Exercise: Return every line of the data below that includes the string "Bath".

Component data from apps and pages:
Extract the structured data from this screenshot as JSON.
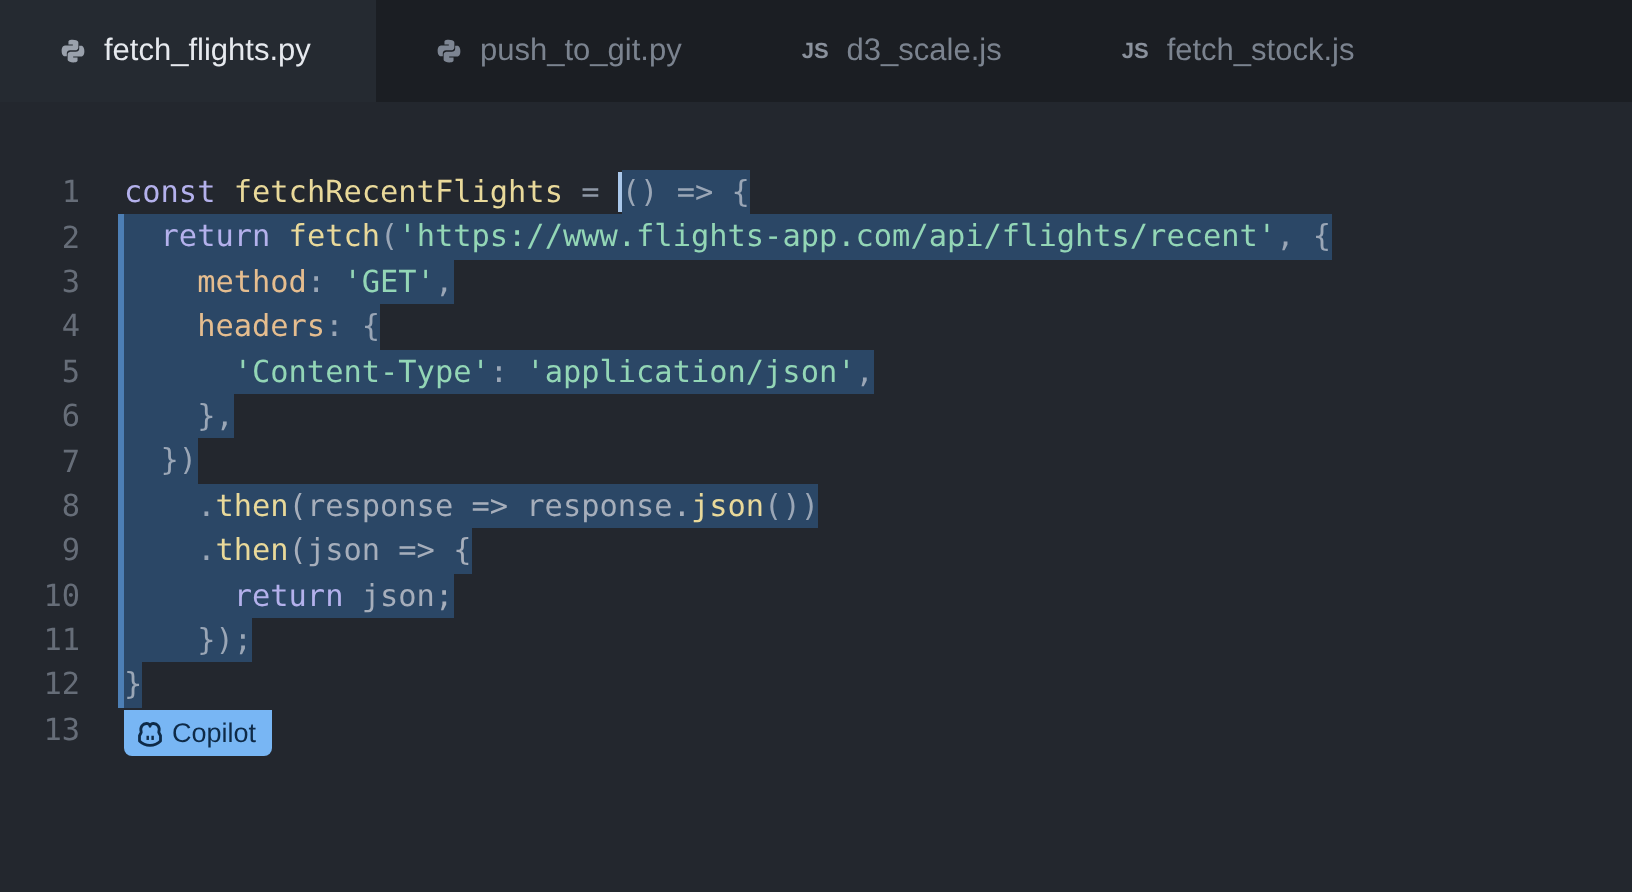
{
  "tabs": [
    {
      "kind": "python",
      "label": "fetch_flights.py",
      "selected": true
    },
    {
      "kind": "python",
      "label": "push_to_git.py",
      "selected": false
    },
    {
      "kind": "js",
      "badge": "JS",
      "label": "d3_scale.js",
      "selected": false
    },
    {
      "kind": "js",
      "badge": "JS",
      "label": "fetch_stock.js",
      "selected": false
    }
  ],
  "editor": {
    "lines": [
      {
        "number": "1",
        "plain": [
          {
            "kind": "kw",
            "text": "const "
          },
          {
            "kind": "fn",
            "text": "fetchRecentFlights"
          },
          {
            "kind": "punct",
            "text": " = "
          }
        ],
        "selected": [
          {
            "kind": "punct",
            "text": "() => {"
          }
        ]
      },
      {
        "number": "2",
        "selected": [
          {
            "kind": "kw",
            "text": "  return "
          },
          {
            "kind": "fn",
            "text": "fetch"
          },
          {
            "kind": "punct",
            "text": "("
          },
          {
            "kind": "str",
            "text": "'https://www.flights-app.com/api/flights/recent'"
          },
          {
            "kind": "punct",
            "text": ", {"
          }
        ]
      },
      {
        "number": "3",
        "selected": [
          {
            "kind": "prop",
            "text": "    method"
          },
          {
            "kind": "punct",
            "text": ": "
          },
          {
            "kind": "str",
            "text": "'GET'"
          },
          {
            "kind": "punct",
            "text": ","
          }
        ]
      },
      {
        "number": "4",
        "selected": [
          {
            "kind": "prop",
            "text": "    headers"
          },
          {
            "kind": "punct",
            "text": ": {"
          }
        ]
      },
      {
        "number": "5",
        "selected": [
          {
            "kind": "str",
            "text": "      'Content-Type'"
          },
          {
            "kind": "punct",
            "text": ": "
          },
          {
            "kind": "str",
            "text": "'application/json'"
          },
          {
            "kind": "punct",
            "text": ","
          }
        ]
      },
      {
        "number": "6",
        "selected": [
          {
            "kind": "punct",
            "text": "    },"
          }
        ]
      },
      {
        "number": "7",
        "selected": [
          {
            "kind": "punct",
            "text": "  })"
          }
        ]
      },
      {
        "number": "8",
        "selected": [
          {
            "kind": "punct",
            "text": "    ."
          },
          {
            "kind": "fn",
            "text": "then"
          },
          {
            "kind": "var",
            "text": "(response => response."
          },
          {
            "kind": "fn",
            "text": "json"
          },
          {
            "kind": "punct",
            "text": "())"
          }
        ]
      },
      {
        "number": "9",
        "selected": [
          {
            "kind": "punct",
            "text": "    ."
          },
          {
            "kind": "fn",
            "text": "then"
          },
          {
            "kind": "var",
            "text": "(json => {"
          }
        ]
      },
      {
        "number": "10",
        "selected": [
          {
            "kind": "kw",
            "text": "      return"
          },
          {
            "kind": "var",
            "text": " json;"
          }
        ]
      },
      {
        "number": "11",
        "selected": [
          {
            "kind": "punct",
            "text": "    });"
          }
        ]
      },
      {
        "number": "12",
        "selected": [
          {
            "kind": "punct",
            "text": "}"
          }
        ]
      },
      {
        "number": "13",
        "badge": "Copilot"
      }
    ]
  }
}
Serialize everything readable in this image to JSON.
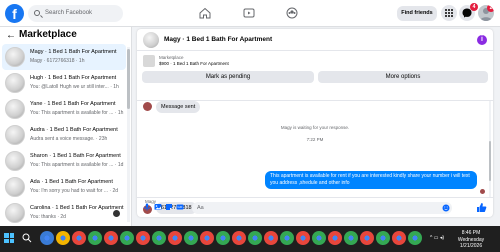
{
  "topnav": {
    "search_placeholder": "Search Facebook",
    "find_friends": "Find friends",
    "messenger_badge": "4",
    "notifications_badge": "2"
  },
  "sidebar": {
    "title": "Marketplace",
    "conversations": [
      {
        "name": "Magy · 1 Bed 1 Bath For Apartment",
        "preview": "Magy · 6172766318 · 1h",
        "active": true,
        "unread": false
      },
      {
        "name": "Hugh · 1 Bed 1 Bath For Apartment",
        "preview": "You: @Latoll Hugh we ur still inter... · 1h",
        "active": false,
        "unread": false
      },
      {
        "name": "Yane · 1 Bed 1 Bath For Apartment",
        "preview": "You: This apartment is available for ... · 1h",
        "active": false,
        "unread": false
      },
      {
        "name": "Audra · 1 Bed 1 Bath For Apartment",
        "preview": "Audra sent a voice message. · 23h",
        "active": false,
        "unread": false
      },
      {
        "name": "Sharon · 1 Bed 1 Bath For Apartment",
        "preview": "You: This apartment is available for ... · 1d",
        "active": false,
        "unread": false
      },
      {
        "name": "Ada · 1 Bed 1 Bath For Apartment",
        "preview": "You: I'm sorry you had to wait for ... · 2d",
        "active": false,
        "unread": false
      },
      {
        "name": "Carolina · 1 Bed 1 Bath For Apartment",
        "preview": "You: thanks · 2d",
        "active": false,
        "unread": false
      }
    ]
  },
  "chat": {
    "title": "Magy · 1 Bed 1 Bath For Apartment",
    "listing_label": "Marketplace",
    "listing_price": "$900 · 1 Bed 1 Bath For Apartment",
    "mark_pending": "Mark as pending",
    "more_options": "More options",
    "msg_sent": "Message sent",
    "waiting": "Magy is waiting for your response.",
    "time": "7:22 PM",
    "outgoing": "This apartment is available  for rent if you are interested kindly share your number i will text you address ,shedule and other info",
    "sender": "Magy",
    "incoming_phone": "6172766318",
    "composer_placeholder": "Aa"
  },
  "taskbar": {
    "time": "8:46 PM",
    "day": "Wednesday",
    "date": "1/21/2026",
    "sys_icons": "^ ▭ ◂)",
    "app_colors": [
      "#3a7bd5",
      "#f4b400",
      "#e8463c",
      "#34a853",
      "#e8463c",
      "#34a853",
      "#e8463c",
      "#34a853",
      "#e8463c",
      "#34a853",
      "#e8463c",
      "#34a853",
      "#e8463c",
      "#34a853",
      "#e8463c",
      "#34a853",
      "#e8463c",
      "#34a853",
      "#e8463c",
      "#34a853",
      "#e8463c",
      "#34a853",
      "#e8463c",
      "#34a853"
    ]
  },
  "colors": {
    "brand": "#1877f2",
    "bubble_out": "#0084ff",
    "active_row": "#e7f3ff",
    "info_icon": "#8a2be2"
  }
}
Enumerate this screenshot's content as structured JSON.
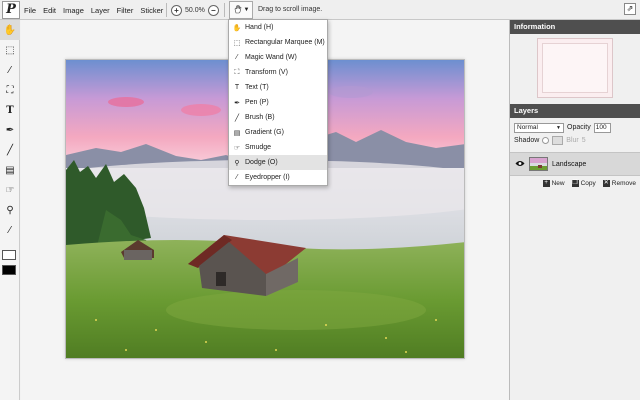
{
  "app": {
    "logo_letter": "P"
  },
  "menu": [
    "File",
    "Edit",
    "Image",
    "Layer",
    "Filter",
    "Sticker"
  ],
  "zoom": {
    "value": "50.0%",
    "zoom_in_label": "+",
    "zoom_out_label": "−"
  },
  "tool_hint": "Drag to scroll image.",
  "dropdown_items": [
    {
      "label": "Hand (H)",
      "icon": "hand-icon",
      "glyph": "✋"
    },
    {
      "label": "Rectangular Marquee (M)",
      "icon": "marquee-icon",
      "glyph": "⬚"
    },
    {
      "label": "Magic Wand (W)",
      "icon": "magic-wand-icon",
      "glyph": "⁄"
    },
    {
      "label": "Transform (V)",
      "icon": "transform-icon",
      "glyph": "⛶"
    },
    {
      "label": "Text (T)",
      "icon": "text-icon",
      "glyph": "T"
    },
    {
      "label": "Pen (P)",
      "icon": "pen-icon",
      "glyph": "✒"
    },
    {
      "label": "Brush (B)",
      "icon": "brush-icon",
      "glyph": "╱"
    },
    {
      "label": "Gradient (G)",
      "icon": "gradient-icon",
      "glyph": "▤"
    },
    {
      "label": "Smudge",
      "icon": "smudge-icon",
      "glyph": "☞"
    },
    {
      "label": "Dodge (O)",
      "icon": "dodge-icon",
      "glyph": "⚲"
    },
    {
      "label": "Eyedropper (I)",
      "icon": "eyedropper-icon",
      "glyph": "⁄"
    }
  ],
  "dropdown_highlighted": "Dodge (O)",
  "info_panel": {
    "title": "Information"
  },
  "layers_panel": {
    "title": "Layers",
    "blend_mode": "Normal",
    "opacity_label": "Opacity",
    "opacity_value": "100",
    "shadow_label": "Shadow",
    "blur_label": "Blur",
    "blur_value": "5",
    "layer_name": "Landscape",
    "actions": {
      "new": "New",
      "copy": "Copy",
      "remove": "Remove"
    }
  },
  "colors": {
    "accent_header": "#4f4f4f",
    "highlight": "#e3e3e3"
  }
}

Written solution:
        "name": "Magy · 1 Bed 1 Bath For Apartment",
        "name": "Hugh · 1 Bed 1 Bath For Apartment",
        "name": "Yane · 1 Bed 1 Bath For Apartment",
        "name": "Audra · 1 Bed 1 Bath For Apartment",
        "name": "Sharon · 1 Bed 1 Bath For Apartment",
        "name": "Ada · 1 Bed 1 Bath For Apartment",
        "name": "Carolina · 1 Bed 1 Bath For Apartment",
    "title": "Magy · 1 Bed 1 Bath For Apartment",
    "listing_price": "$900 · 1 Bed 1 Bath For Apartment",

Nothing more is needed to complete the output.